─── Information supplied ───

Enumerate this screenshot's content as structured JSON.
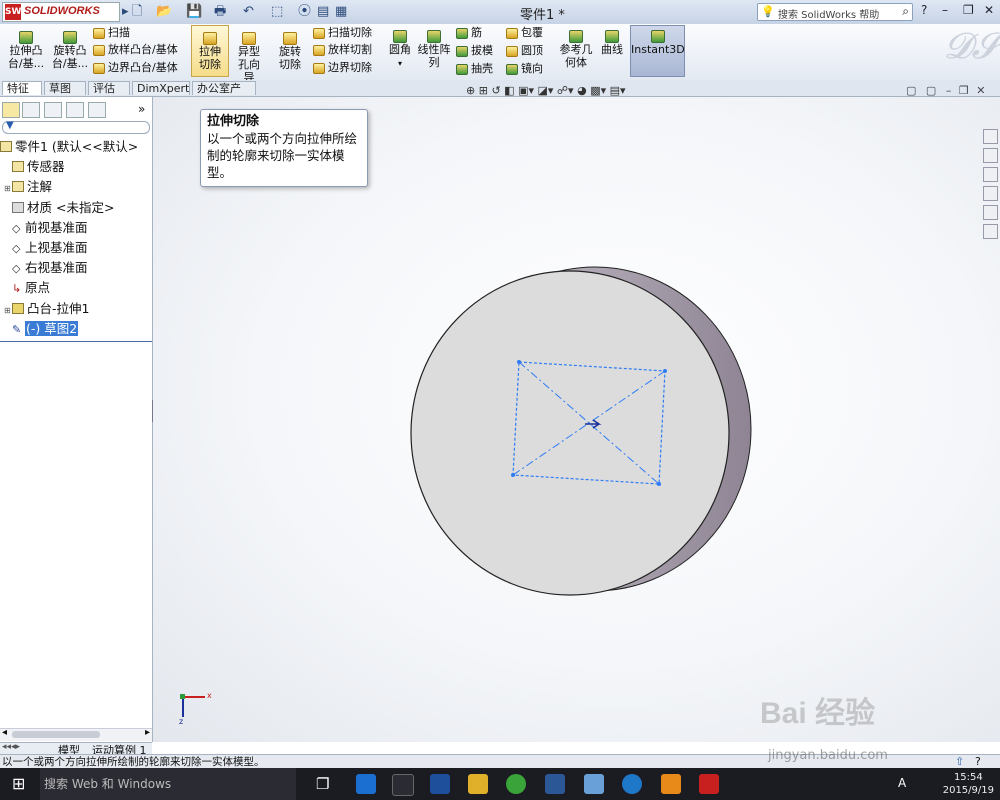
{
  "titlebar": {
    "brand": "SOLIDWORKS",
    "brand_icon": "SW",
    "doc_title": "零件1 *",
    "help_placeholder": "搜索 SolidWorks 帮助",
    "help_icon": "?",
    "winbtns": [
      "?",
      "–",
      "❐",
      "✕"
    ]
  },
  "ribbon": {
    "boss_extrude": "拉伸凸台/基...",
    "revolve_boss": "旋转凸台/基...",
    "sweep": "扫描",
    "loft_boss": "放样凸台/基体",
    "boundary_boss": "边界凸台/基体",
    "extrude_cut": "拉伸切除",
    "hole_wizard": "异型孔向导",
    "revolve_cut": "旋转切除",
    "sweep_cut": "扫描切除",
    "loft_cut": "放样切割",
    "boundary_cut": "边界切除",
    "fillet": "圆角",
    "linear_pattern": "线性阵列",
    "rib": "筋",
    "draft": "拔模",
    "shell": "抽壳",
    "wrap": "包覆",
    "dome": "圆顶",
    "mirror": "镜向",
    "ref_geometry": "参考几何体",
    "curves": "曲线",
    "instant3d": "Instant3D"
  },
  "tabs": [
    "特征",
    "草图",
    "评估",
    "DimXpert",
    "办公室产品"
  ],
  "tree": {
    "root": "零件1 (默认<<默认>",
    "items": [
      "传感器",
      "注解",
      "材质 <未指定>",
      "前视基准面",
      "上视基准面",
      "右视基准面",
      "原点",
      "凸台-拉伸1",
      "(-) 草图2"
    ]
  },
  "tooltip": {
    "title": "拉伸切除",
    "body": "以一个或两个方向拉伸所绘制的轮廓来切除一实体模型。"
  },
  "bottom_tabs": [
    "模型",
    "运动算例 1"
  ],
  "status_text": "以一个或两个方向拉伸所绘制的轮廓来切除一实体模型。",
  "triad": {
    "x": "x",
    "z": "z"
  },
  "taskbar": {
    "search_placeholder": "搜索 Web 和 Windows",
    "time": "15:54",
    "date": "2015/9/19",
    "lang": "A"
  },
  "watermark": {
    "main": "Bai 经验",
    "url": "jingyan.baidu.com"
  },
  "colors": {
    "accent": "#3a7bd5",
    "sketch": "#2e7cf6",
    "brand": "#c8201e"
  }
}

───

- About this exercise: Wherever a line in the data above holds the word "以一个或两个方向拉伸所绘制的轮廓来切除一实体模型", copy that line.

- Task output:
    "body": "以一个或两个方向拉伸所绘制的轮廓来切除一实体模型。"
  "status_text": "以一个或两个方向拉伸所绘制的轮廓来切除一实体模型。",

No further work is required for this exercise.